This year, Halloween fell on a weekend, emotions were high, and it seemed like the entire world was too. Triple fat gooses and leather eight ball jackets were the fashion among the many designers that emerged during this era. I was 15 in the 9th grade and me always being fashionable refused to be left out of the race. At this time, Granby was the school I attended. The majority of the students attending came from five of some of the largest neighborhoods in Norfolk and everybody was involved in the game one way or another. The whole point was to never be left out, to keep up, the money, the cars, the girl it was easy to access with a little bit of work and math. Our design business started making a little more money and school garnered me more customers, although I couldn't afford the high-end fashion at the time, the designs concealed the fact that the clothing I wore came from Scotchmans (low budget clothing store) on the inside of me something started to change.
Memoirs of a Dope Man (Pt. 1)

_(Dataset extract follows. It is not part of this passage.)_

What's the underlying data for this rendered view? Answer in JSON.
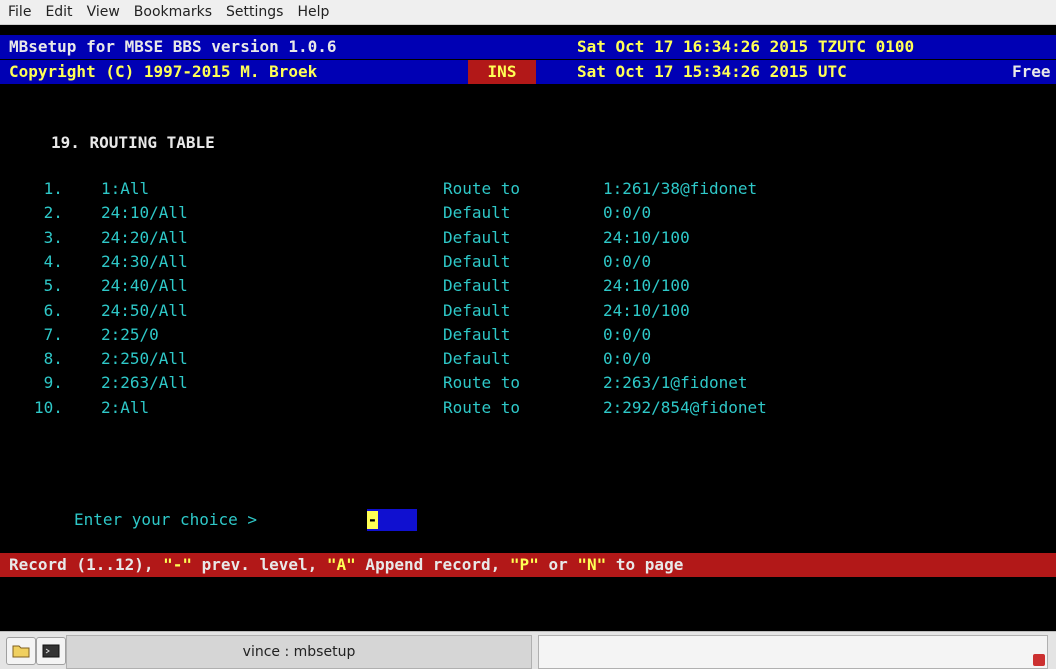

15 years was a long stretch for distributing poison, never planned to go that long it just happened that way. The taste of layoffs, downsizing, and criminalization at the workplace encouraged this extraordinary but deadly business venture. At the age of nine, I was formally introduced to cocaine by my uncle who was one of the main distributors to the mid-Atlantic region. The summer of '86... I will never forget "Cruel Summer" was at the top of the charts, what a cruel summer it was. He summoned me from the backroom room where my younger brother, cousin and I spent the majority of the summer. As I walked into the well-lit room I witnessed a mountain of cocaine wrapped in plastic covering the entire table. Beside it was the most beautiful piece of iron my young eyes have ever witnessed—a gold plated 357 magnum with a pearl handle. It had me in a trance until my uncle nudged me with his elbow while separating a few lines for testers, "You want some of this?"
The 'Rebelution' Will Not Be Televised

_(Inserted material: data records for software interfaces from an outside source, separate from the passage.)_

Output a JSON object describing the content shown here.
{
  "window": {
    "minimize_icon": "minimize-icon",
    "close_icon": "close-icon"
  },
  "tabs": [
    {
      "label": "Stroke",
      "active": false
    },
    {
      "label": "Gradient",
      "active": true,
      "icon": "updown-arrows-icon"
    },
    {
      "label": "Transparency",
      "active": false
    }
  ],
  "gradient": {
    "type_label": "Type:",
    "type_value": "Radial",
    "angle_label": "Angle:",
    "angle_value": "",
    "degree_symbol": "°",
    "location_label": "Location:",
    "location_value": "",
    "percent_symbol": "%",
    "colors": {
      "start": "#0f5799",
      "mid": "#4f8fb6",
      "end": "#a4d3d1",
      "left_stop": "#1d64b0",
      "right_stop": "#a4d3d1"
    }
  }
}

Rebelution, produced by Funk Duv (Trackdealer) is a soul motivator embedded in a Bob Marley sampled Burnin and Lootin, infused with live congo percussion. The first single from Docta Skitz’s highly anticipated fourth LP, Hardknock 101; is a call to action on the state of this nation we call home. The pace is zero to 100; the tone: the time is now! It has the feeling of the greatest roller coaster you have ever ridden and once that ride is over you want to turn around and do it again. Opening with a chant from the legendary Gil Scott Heron, relaying his message of the revolution not being televised, places you in immediate attention and waiting for the next course of action.

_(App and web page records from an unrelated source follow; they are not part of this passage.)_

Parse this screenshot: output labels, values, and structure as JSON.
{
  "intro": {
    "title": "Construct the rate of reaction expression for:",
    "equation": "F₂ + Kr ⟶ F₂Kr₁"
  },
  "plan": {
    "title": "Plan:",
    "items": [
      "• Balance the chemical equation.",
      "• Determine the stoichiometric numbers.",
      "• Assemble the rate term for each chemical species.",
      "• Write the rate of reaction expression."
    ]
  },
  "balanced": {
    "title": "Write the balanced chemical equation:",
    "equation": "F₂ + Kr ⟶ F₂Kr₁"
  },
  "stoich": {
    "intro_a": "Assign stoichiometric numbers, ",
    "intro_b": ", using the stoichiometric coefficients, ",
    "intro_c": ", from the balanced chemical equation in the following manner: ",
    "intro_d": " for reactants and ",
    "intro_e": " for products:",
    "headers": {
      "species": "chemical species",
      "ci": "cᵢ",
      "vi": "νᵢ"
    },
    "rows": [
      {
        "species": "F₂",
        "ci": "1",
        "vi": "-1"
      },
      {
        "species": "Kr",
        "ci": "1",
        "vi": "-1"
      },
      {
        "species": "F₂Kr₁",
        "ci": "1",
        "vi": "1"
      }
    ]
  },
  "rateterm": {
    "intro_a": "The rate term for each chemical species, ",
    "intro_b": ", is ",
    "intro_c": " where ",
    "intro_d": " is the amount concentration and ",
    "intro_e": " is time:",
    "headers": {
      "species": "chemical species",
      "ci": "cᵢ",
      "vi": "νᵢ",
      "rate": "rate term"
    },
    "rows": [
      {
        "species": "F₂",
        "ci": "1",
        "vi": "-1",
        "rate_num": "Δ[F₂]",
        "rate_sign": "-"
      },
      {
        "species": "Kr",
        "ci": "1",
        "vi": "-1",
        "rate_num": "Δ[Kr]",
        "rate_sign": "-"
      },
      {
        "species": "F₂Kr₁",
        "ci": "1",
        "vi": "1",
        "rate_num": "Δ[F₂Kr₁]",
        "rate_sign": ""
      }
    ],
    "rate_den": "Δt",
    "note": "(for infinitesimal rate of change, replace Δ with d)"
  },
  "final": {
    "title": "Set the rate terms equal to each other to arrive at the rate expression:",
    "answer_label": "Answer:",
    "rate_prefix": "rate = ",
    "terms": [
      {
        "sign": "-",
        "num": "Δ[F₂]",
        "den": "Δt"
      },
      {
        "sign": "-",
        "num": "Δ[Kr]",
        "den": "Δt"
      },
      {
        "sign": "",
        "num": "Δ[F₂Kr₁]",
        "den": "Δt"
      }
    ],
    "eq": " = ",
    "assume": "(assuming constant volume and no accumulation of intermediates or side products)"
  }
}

The Real Docta Skitz
Music was not just a trade for Docta Skitz, but his destiny. Ingrained in his bloodline Archie Bell and The Drells (Tighten Up), Fifth Dimensions (Age of Aquarius), and the Dazz Band ("Whip It") incorporate his DNA. He did not take his craft serious until the age of 15 when he met (now deceased) friend/brother and founding member of the collective that would be later known as The Mad Hattaz. During their sophomore year in high school they became the best of friends and found common interest in the world of hip hop; partaking in after school ciphers and entering talent contests around local high schools, bowling alleys, malls, or anywhere they could gain an audience. Summer of '93 was the year the duo decided to take their talents to the next level after realizing that there was potential for success, during an era of hardcore, gangsta rap blended with a breakdown of the system an oppressed people, an angry and distraught nation a time where only the strong would survive. At the time, an underground group by the name of Wu-Tang Clan surfaced giving the manual to all that it was better to move in numbers in order to get your point across, they achieved just that. Adding a DJ and four other members: Leef Da Chief, Baby Cutthroat, Headkracka, and Tripp Nasty would be known as the Mad Hattaz.